For decades, the Peter Principle has been a well-known adage.
According to this principle, managers “rise to their level of incompetence”. In other words, they exhibit particular technical skills in their role and, by way of reward, are promoted into management positions which require an entirely different skillset, and for which they are not necessarily suited.
Recently, researchers tested out this hypothesis, examining performance data for over 50,000 sales professionals at more than 200 companies. They predicted that organizations would “prioritize current job performance in promotion decisions at the expense of other observable characteristics that better predict managerial performance”.
As suspected, they found that success in sales was predictive of promotion, and consequently that sales performance was negatively correlated with managerial success.
In his seminal 1970s research into why teams succeed or fail, Dr Meredith Belbin discovered nine distinct Team Roles—ways of behaving, communicating and interrelating with others—which formed the fingerprint of an individual’s contribution to a team.
For success at work, it is crucial for individuals to:
Understand and identify their strengths;
Play to these strengths when working;
Understand and value the roles they do not play, and seek to work with others whose Team Roles complement their own.
Whilst there is no one combination of Team Roles on which success is predicated, a person’s Team Role make-up influences their management style, and may mean that they are unable to play to their strengths as they did in a previous role.
A successful salesperson who is made a manager may well be promoted out of playing their preferred Team Roles. For example, a high-scoring Resource Investigator who thrives on getting out and meeting new prospects might find themselves ‘stuck’ in the office in one-to-one meetings with their team members.
An individual with Specialisttendencies might enjoy attending conferences to share the latest developments in their particular technology with clients. Once they manage others, however, they might discover that time constraints force them to generalise, so that they no longer find themselves at the cutting edge.
For organisations, the costs of promoting workers with lower managerial potential are considerable, and may not be the most fitting reward for good performance.

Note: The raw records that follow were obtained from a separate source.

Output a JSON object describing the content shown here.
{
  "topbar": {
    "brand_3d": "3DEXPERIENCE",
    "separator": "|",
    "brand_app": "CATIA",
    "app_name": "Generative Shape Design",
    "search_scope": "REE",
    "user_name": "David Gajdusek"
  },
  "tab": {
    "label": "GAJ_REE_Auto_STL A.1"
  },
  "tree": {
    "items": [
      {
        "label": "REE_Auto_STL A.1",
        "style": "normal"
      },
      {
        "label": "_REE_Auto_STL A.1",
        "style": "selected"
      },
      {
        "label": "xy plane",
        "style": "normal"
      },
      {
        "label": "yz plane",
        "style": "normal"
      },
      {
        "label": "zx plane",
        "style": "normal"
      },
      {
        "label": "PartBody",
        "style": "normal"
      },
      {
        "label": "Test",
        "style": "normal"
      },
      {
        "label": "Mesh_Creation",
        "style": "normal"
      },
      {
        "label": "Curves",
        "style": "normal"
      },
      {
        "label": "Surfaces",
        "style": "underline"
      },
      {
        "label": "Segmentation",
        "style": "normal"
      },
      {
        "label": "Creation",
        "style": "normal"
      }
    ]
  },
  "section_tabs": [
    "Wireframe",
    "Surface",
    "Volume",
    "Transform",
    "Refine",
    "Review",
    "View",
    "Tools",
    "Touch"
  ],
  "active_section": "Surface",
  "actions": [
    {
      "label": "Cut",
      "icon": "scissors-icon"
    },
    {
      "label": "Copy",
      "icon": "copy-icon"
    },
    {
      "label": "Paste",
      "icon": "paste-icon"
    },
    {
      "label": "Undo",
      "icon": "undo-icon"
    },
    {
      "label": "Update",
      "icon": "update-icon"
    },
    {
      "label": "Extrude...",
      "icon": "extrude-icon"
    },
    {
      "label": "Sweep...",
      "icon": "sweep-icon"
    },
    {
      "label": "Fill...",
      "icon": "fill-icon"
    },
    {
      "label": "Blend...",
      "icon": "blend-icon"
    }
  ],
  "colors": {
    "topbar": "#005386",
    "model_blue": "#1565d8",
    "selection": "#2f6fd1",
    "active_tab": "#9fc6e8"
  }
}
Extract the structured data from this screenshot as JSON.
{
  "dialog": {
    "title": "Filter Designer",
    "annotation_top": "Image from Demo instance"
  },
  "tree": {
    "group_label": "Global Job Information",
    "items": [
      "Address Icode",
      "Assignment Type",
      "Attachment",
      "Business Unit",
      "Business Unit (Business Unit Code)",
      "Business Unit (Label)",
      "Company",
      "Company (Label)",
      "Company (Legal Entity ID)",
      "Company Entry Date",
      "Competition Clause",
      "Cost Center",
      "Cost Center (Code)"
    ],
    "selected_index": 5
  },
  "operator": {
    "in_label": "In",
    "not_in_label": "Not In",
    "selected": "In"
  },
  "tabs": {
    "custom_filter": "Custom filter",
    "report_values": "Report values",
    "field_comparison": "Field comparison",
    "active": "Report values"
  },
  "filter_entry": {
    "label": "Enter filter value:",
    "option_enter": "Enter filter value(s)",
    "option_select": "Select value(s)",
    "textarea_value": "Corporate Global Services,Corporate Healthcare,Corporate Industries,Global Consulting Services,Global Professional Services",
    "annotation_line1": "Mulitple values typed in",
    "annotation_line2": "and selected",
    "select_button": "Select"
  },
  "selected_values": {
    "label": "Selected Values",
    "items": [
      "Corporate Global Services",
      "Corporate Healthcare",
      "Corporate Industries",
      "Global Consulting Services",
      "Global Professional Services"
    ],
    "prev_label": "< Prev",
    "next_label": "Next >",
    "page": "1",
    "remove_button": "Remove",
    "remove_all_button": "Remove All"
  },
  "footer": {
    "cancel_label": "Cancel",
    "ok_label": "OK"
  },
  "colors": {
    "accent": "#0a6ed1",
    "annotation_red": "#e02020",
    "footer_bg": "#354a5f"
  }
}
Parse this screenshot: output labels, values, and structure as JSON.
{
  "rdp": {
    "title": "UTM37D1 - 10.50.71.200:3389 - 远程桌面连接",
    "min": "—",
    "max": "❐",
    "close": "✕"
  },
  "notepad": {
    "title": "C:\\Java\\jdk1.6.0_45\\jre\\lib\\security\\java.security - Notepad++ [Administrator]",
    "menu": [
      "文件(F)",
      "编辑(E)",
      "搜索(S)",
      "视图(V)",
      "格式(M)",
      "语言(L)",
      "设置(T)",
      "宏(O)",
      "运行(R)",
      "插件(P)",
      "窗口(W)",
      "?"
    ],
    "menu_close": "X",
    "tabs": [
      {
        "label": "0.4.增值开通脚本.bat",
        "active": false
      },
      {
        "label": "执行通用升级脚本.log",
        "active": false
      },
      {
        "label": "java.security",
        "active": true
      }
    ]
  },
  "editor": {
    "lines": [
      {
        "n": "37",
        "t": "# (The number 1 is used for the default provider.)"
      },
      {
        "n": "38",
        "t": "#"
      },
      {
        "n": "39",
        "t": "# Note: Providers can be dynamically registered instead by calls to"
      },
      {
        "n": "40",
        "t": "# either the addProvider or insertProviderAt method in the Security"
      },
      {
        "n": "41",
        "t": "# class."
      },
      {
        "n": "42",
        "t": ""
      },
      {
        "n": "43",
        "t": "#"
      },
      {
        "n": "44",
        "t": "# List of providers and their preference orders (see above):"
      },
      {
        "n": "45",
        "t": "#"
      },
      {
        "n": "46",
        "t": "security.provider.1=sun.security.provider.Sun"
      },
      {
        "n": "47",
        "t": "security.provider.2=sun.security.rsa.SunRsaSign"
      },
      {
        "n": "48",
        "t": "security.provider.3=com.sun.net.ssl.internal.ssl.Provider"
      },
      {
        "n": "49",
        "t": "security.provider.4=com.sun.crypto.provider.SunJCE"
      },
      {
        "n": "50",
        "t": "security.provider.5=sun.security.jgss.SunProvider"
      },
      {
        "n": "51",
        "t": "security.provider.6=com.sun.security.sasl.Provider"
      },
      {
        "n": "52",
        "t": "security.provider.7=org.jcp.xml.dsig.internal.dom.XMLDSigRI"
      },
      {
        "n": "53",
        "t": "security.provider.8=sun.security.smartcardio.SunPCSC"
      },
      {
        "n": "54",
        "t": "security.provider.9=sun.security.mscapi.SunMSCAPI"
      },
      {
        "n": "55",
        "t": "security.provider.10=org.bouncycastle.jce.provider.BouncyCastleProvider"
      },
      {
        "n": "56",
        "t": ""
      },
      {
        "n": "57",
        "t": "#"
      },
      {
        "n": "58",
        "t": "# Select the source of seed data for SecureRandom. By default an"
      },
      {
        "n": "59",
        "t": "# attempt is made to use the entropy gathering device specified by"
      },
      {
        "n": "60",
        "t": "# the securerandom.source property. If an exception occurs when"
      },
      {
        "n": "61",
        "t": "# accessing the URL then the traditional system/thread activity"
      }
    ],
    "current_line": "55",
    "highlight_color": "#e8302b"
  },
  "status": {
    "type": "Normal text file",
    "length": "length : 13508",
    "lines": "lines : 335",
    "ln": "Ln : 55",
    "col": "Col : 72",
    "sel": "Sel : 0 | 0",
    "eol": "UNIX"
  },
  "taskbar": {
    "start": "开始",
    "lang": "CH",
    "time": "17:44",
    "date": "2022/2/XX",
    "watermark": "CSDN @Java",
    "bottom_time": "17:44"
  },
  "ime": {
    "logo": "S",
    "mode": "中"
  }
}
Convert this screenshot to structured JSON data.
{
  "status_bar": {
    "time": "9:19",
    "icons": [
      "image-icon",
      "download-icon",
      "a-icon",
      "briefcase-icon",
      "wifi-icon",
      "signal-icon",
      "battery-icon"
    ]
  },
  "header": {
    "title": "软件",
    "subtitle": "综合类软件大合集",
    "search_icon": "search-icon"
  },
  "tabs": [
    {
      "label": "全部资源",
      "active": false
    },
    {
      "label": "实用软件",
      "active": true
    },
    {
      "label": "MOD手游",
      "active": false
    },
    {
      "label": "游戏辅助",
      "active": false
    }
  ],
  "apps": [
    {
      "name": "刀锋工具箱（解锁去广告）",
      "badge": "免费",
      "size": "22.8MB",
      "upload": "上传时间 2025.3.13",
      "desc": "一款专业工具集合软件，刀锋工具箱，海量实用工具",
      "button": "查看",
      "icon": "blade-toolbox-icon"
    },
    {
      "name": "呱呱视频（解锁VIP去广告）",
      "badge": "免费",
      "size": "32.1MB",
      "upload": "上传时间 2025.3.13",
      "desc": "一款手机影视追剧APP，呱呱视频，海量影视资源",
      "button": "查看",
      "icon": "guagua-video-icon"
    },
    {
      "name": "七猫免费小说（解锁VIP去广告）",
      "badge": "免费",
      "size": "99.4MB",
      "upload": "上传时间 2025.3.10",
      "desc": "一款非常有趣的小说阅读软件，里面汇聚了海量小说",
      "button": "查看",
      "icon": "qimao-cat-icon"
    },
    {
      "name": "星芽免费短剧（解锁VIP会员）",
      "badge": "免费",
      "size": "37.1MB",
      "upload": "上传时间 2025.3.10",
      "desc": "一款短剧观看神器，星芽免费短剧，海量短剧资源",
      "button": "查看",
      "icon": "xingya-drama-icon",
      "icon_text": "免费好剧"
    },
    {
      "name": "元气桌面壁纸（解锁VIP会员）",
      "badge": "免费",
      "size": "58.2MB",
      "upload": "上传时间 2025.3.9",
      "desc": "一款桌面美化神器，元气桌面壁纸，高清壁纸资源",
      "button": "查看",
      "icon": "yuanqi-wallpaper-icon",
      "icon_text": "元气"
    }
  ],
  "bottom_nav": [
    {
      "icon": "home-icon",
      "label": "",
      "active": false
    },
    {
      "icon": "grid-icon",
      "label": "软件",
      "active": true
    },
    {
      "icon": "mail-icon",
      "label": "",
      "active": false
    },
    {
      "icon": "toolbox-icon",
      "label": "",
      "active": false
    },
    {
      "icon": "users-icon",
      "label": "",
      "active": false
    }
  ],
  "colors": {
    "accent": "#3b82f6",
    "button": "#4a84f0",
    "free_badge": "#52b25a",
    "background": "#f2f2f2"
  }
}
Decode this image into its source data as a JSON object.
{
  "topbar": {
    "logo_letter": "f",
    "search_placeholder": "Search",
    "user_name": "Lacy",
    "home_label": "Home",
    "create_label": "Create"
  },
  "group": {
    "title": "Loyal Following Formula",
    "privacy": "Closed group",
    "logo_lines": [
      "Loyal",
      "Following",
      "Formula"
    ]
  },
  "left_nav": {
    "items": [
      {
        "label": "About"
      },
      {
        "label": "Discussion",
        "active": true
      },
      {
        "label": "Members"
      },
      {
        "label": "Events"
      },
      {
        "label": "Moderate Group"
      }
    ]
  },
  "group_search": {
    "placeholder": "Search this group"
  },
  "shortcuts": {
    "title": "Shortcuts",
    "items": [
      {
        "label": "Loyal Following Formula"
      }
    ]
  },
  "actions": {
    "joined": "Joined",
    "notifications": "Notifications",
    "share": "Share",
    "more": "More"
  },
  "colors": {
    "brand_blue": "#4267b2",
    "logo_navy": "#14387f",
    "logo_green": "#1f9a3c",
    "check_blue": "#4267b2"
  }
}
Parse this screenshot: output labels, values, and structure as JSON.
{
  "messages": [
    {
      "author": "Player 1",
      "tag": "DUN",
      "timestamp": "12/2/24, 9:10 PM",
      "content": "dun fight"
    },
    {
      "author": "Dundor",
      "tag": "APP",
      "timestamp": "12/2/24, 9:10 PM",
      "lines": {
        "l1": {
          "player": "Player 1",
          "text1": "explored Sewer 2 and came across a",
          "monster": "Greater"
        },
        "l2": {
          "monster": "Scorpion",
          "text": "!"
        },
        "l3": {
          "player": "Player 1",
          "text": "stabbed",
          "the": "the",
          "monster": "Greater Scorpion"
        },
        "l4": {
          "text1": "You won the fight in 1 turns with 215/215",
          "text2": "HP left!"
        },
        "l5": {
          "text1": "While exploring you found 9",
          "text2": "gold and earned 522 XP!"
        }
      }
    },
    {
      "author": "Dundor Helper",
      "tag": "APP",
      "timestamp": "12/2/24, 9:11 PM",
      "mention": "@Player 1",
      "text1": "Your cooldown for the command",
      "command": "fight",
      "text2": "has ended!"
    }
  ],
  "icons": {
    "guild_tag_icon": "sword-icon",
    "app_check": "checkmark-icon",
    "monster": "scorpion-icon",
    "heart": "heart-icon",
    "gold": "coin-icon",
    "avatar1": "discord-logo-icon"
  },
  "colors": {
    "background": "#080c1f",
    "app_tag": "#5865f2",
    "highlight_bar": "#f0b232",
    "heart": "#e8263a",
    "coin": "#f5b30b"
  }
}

Instead, a little time invested in considering the behavioural demands of the role—and how well these fit with the individual in question—could avoid a costly mistake and reduce employee turnover.
Belbin Team Roles can be used not only to identify an individual’s key strengths and preferred working styles, but also to analyse the behavioural demands of a job, so that the two can be compared side by side.
 “Promotions and the Peter Principle” by Alan Benson, Danielle Li and Kelly Shue